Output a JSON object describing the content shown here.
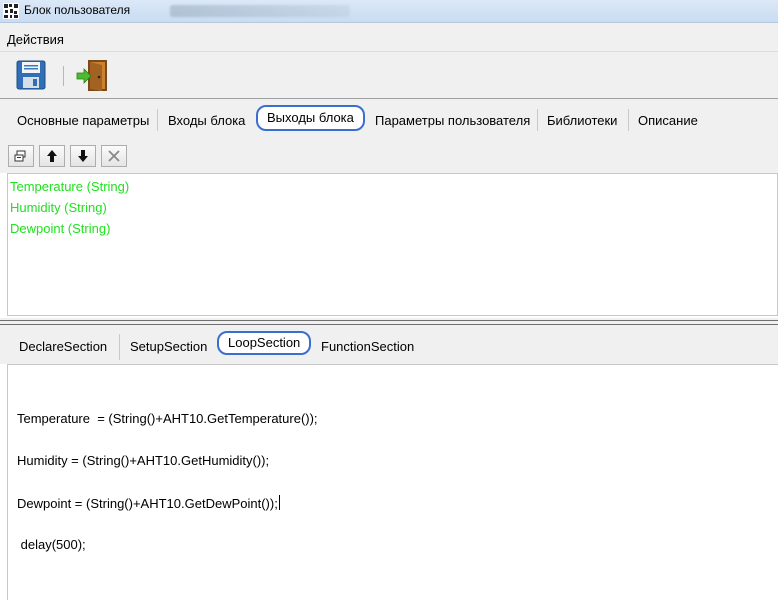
{
  "window": {
    "title": "Блок пользователя"
  },
  "menu": {
    "actions_label": "Действия"
  },
  "toolbar": {
    "save_icon": "floppy-disk",
    "exit_icon": "exit-door"
  },
  "tabs": [
    {
      "label": "Основные параметры",
      "active": false
    },
    {
      "label": "Входы блока",
      "active": false
    },
    {
      "label": "Выходы блока",
      "active": true
    },
    {
      "label": "Параметры пользователя",
      "active": false
    },
    {
      "label": "Библиотеки",
      "active": false
    },
    {
      "label": "Описание",
      "active": false
    }
  ],
  "outputs": {
    "color": "#22e022",
    "items": [
      "Temperature (String)",
      "Humidity (String)",
      "Dewpoint (String)"
    ]
  },
  "sections": [
    {
      "label": "DeclareSection",
      "active": false
    },
    {
      "label": "SetupSection",
      "active": false
    },
    {
      "label": "LoopSection",
      "active": true
    },
    {
      "label": "FunctionSection",
      "active": false
    }
  ],
  "code": [
    "Temperature  = (String()+AHT10.GetTemperature());",
    "Humidity = (String()+AHT10.GetHumidity());",
    "Dewpoint = (String()+AHT10.GetDewPoint());",
    " delay(500);"
  ],
  "colors": {
    "accent": "#3a6fd0"
  }
}
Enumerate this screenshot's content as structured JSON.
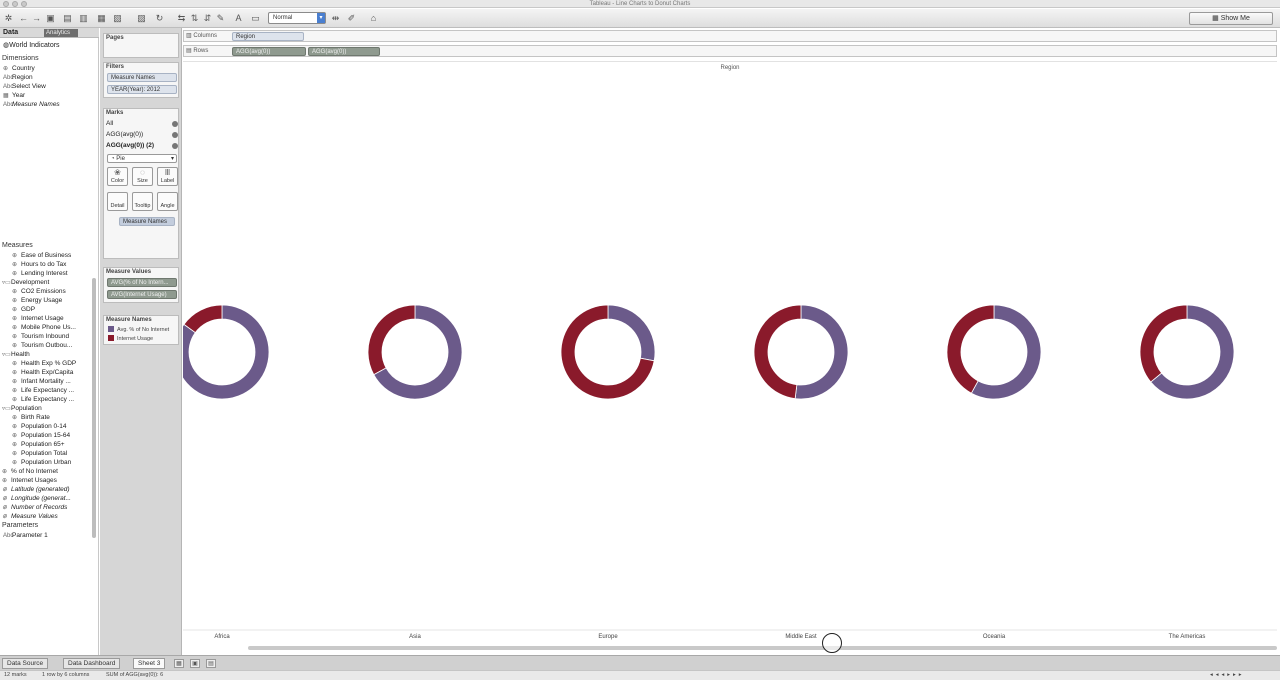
{
  "window": {
    "title": "Tableau - Line Charts to Donut Charts"
  },
  "toolbar": {
    "view_size": "Normal",
    "show_me": "Show Me"
  },
  "datapane": {
    "tab_data": "Data",
    "tab_analytics": "Analytics",
    "datasource": "World Indicators",
    "dimensions_label": "Dimensions",
    "dimensions": [
      "Country",
      "Region",
      "Select View",
      "Year",
      "Measure Names"
    ],
    "measures_label": "Measures",
    "measures": [
      {
        "label": "Ease of Business",
        "indent": 2
      },
      {
        "label": "Hours to do Tax",
        "indent": 2
      },
      {
        "label": "Lending Interest",
        "indent": 2
      },
      {
        "label": "Development",
        "indent": 1
      },
      {
        "label": "CO2 Emissions",
        "indent": 2
      },
      {
        "label": "Energy Usage",
        "indent": 2
      },
      {
        "label": "GDP",
        "indent": 2
      },
      {
        "label": "Internet Usage",
        "indent": 2
      },
      {
        "label": "Mobile Phone Us...",
        "indent": 2
      },
      {
        "label": "Tourism Inbound",
        "indent": 2
      },
      {
        "label": "Tourism Outbou...",
        "indent": 2
      },
      {
        "label": "Health",
        "indent": 1
      },
      {
        "label": "Health Exp % GDP",
        "indent": 2
      },
      {
        "label": "Health Exp/Capita",
        "indent": 2
      },
      {
        "label": "Infant Mortality ...",
        "indent": 2
      },
      {
        "label": "Life Expectancy ...",
        "indent": 2
      },
      {
        "label": "Life Expectancy ...",
        "indent": 2
      },
      {
        "label": "Population",
        "indent": 1
      },
      {
        "label": "Birth Rate",
        "indent": 2
      },
      {
        "label": "Population 0-14",
        "indent": 2
      },
      {
        "label": "Population 15-64",
        "indent": 2
      },
      {
        "label": "Population 65+",
        "indent": 2
      },
      {
        "label": "Population Total",
        "indent": 2
      },
      {
        "label": "Population Urban",
        "indent": 2
      },
      {
        "label": "% of No Internet",
        "indent": 1
      },
      {
        "label": "Internet Usages",
        "indent": 1
      },
      {
        "label": "Latitude (generated)",
        "indent": 1,
        "italic": true
      },
      {
        "label": "Longitude (generat...",
        "indent": 1,
        "italic": true
      },
      {
        "label": "Number of Records",
        "indent": 1,
        "italic": true
      },
      {
        "label": "Measure Values",
        "indent": 1,
        "italic": true
      }
    ],
    "parameters_label": "Parameters",
    "parameters": [
      "Parameter 1"
    ]
  },
  "shelves": {
    "pages_label": "Pages",
    "filters_label": "Filters",
    "filters": [
      "Measure Names",
      "YEAR(Year): 2012"
    ],
    "marks_label": "Marks",
    "marks_rows": [
      "All",
      "AGG(avg(0))",
      "AGG(avg(0)) (2)"
    ],
    "mark_type": "Pie",
    "mark_buttons": [
      {
        "label": "Color",
        "glyph": "❀"
      },
      {
        "label": "Size",
        "glyph": "◌"
      },
      {
        "label": "Label",
        "glyph": "Ⅲ"
      },
      {
        "label": "Detail",
        "glyph": ""
      },
      {
        "label": "Tooltip",
        "glyph": ""
      },
      {
        "label": "Angle",
        "glyph": ""
      }
    ],
    "marks_pill": "Measure Names",
    "measure_values_label": "Measure Values",
    "measure_values": [
      "AVG(% of No Intern...",
      "AVG(Internet Usage)"
    ],
    "legend_title": "Measure Names",
    "legend": [
      {
        "label": "Avg. % of No Internet",
        "color": "#6b5a8a"
      },
      {
        "label": "Internet Usage",
        "color": "#8a1a2b"
      }
    ],
    "columns_label": "Columns",
    "columns_pill": "Region",
    "rows_label": "Rows",
    "rows_pills": [
      "AGG(avg(0))",
      "AGG(avg(0))"
    ]
  },
  "view": {
    "column_header": "Region"
  },
  "chart_data": {
    "type": "pie",
    "title": "",
    "column_header": "Region",
    "categories": [
      "Africa",
      "Asia",
      "Europe",
      "Middle East",
      "Oceania",
      "The Americas"
    ],
    "series": [
      {
        "name": "Avg. % of No Internet",
        "color": "#6b5a8a",
        "values": [
          0.85,
          0.67,
          0.28,
          0.52,
          0.58,
          0.64
        ]
      },
      {
        "name": "Internet Usage",
        "color": "#8a1a2b",
        "values": [
          0.15,
          0.33,
          0.72,
          0.48,
          0.42,
          0.36
        ]
      }
    ],
    "donut": true
  },
  "tabbar": {
    "tabs": [
      "Data Source",
      "Data Dashboard",
      "Sheet 3"
    ],
    "active": 2
  },
  "status": {
    "marks": "12 marks",
    "rows": "1 row by 6 columns",
    "sum": "SUM of AGG(avg(0)): 6"
  }
}
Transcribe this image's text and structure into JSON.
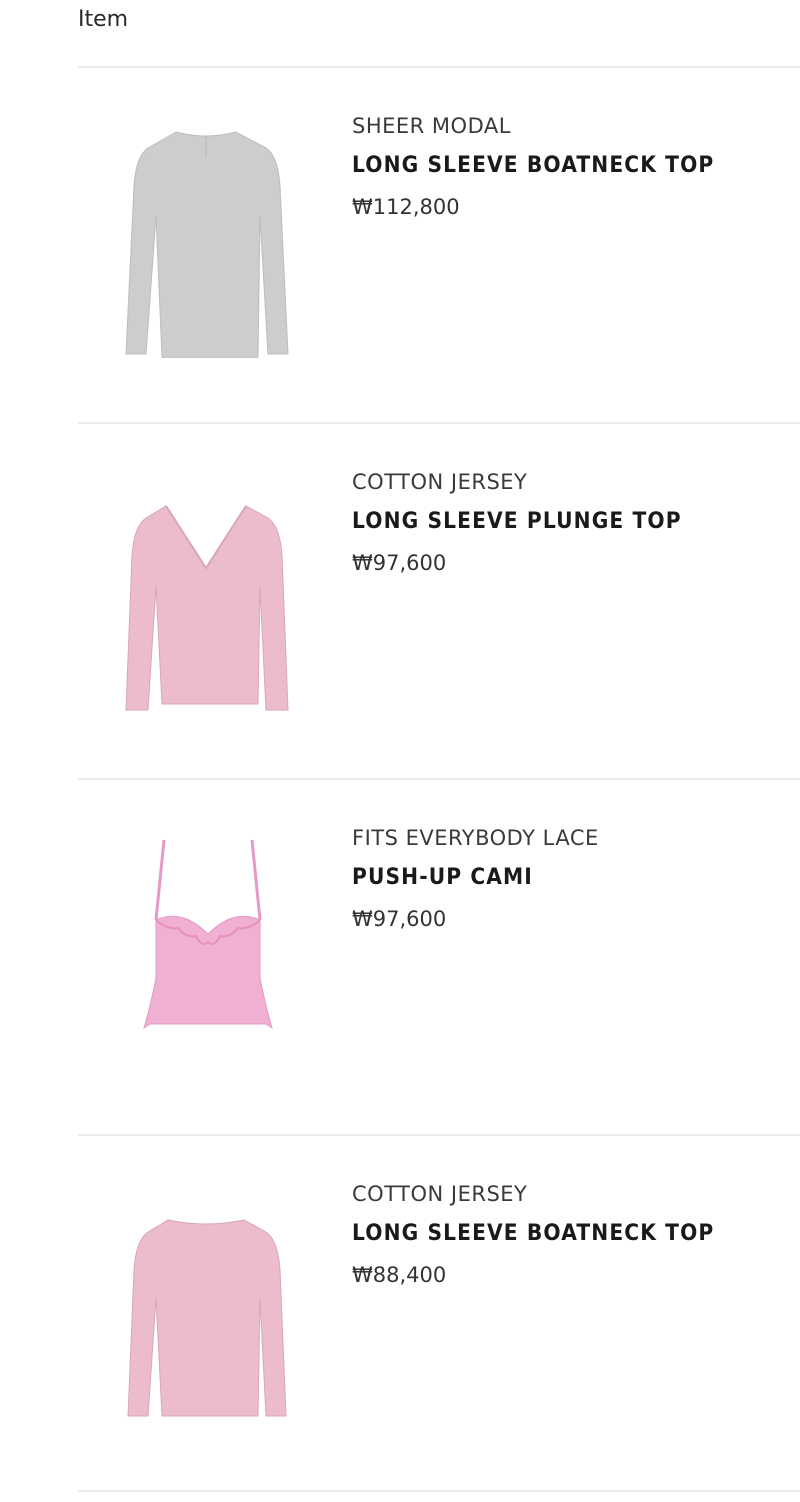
{
  "header": {
    "title": "Item"
  },
  "items": [
    {
      "collection": "SHEER MODAL",
      "name": "LONG SLEEVE BOATNECK TOP",
      "price": "₩112,800",
      "image_icon": "boatneck-top-grey-icon",
      "color": "#c9c9c7"
    },
    {
      "collection": "COTTON JERSEY",
      "name": "LONG SLEEVE PLUNGE TOP",
      "price": "₩97,600",
      "image_icon": "plunge-top-pink-icon",
      "color": "#eab9cc"
    },
    {
      "collection": "FITS EVERYBODY LACE",
      "name": "PUSH-UP CAMI",
      "price": "₩97,600",
      "image_icon": "cami-pink-icon",
      "color": "#efb0d4"
    },
    {
      "collection": "COTTON JERSEY",
      "name": "LONG SLEEVE BOATNECK TOP",
      "price": "₩88,400",
      "image_icon": "boatneck-top-pink-icon",
      "color": "#ecbccd"
    }
  ]
}
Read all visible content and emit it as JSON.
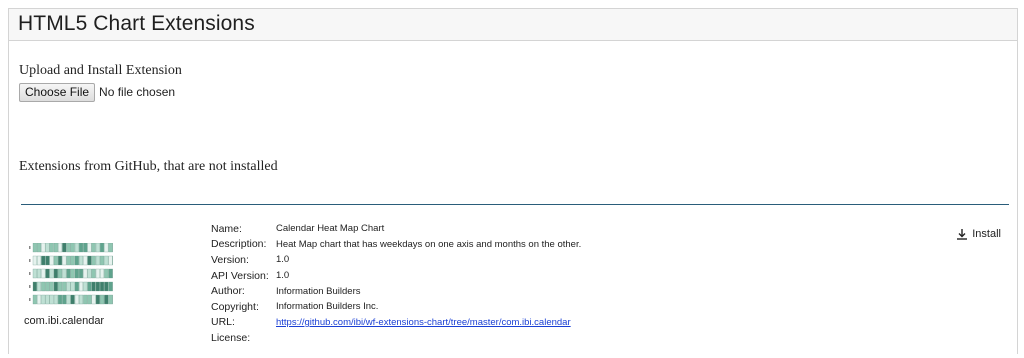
{
  "header": {
    "title": "HTML5 Chart Extensions"
  },
  "upload": {
    "label": "Upload and Install Extension",
    "choose_button": "Choose File",
    "no_file_text": "No file chosen"
  },
  "github": {
    "label": "Extensions from GitHub, that are not installed"
  },
  "extension": {
    "icon": "calendar-heatmap-icon",
    "id_label": "com.ibi.calendar",
    "install_label": "Install",
    "install_icon": "download-icon",
    "fields": {
      "name": {
        "key": "Name:",
        "value": "Calendar Heat Map Chart"
      },
      "description": {
        "key": "Description:",
        "value": "Heat Map chart that has weekdays on one axis and months on the other."
      },
      "version": {
        "key": "Version:",
        "value": "1.0"
      },
      "api_version": {
        "key": "API Version:",
        "value": "1.0"
      },
      "author": {
        "key": "Author:",
        "value": "Information Builders"
      },
      "copyright": {
        "key": "Copyright:",
        "value": "Information Builders Inc."
      },
      "url": {
        "key": "URL:",
        "value": "https://github.com/ibi/wf-extensions-chart/tree/master/com.ibi.calendar"
      },
      "license": {
        "key": "License:",
        "value": ""
      }
    }
  },
  "colors": {
    "divider": "#2a5d7a",
    "link": "#1a3fd4",
    "heat_light": "#cfe7df",
    "heat_dark": "#3f7f6c"
  }
}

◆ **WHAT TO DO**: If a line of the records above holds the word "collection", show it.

◆ **FINAL ANSWER**:
      "collection": "SHEER MODAL",
      "collection": "COTTON JERSEY",
      "collection": "FITS EVERYBODY LACE",
      "collection": "COTTON JERSEY",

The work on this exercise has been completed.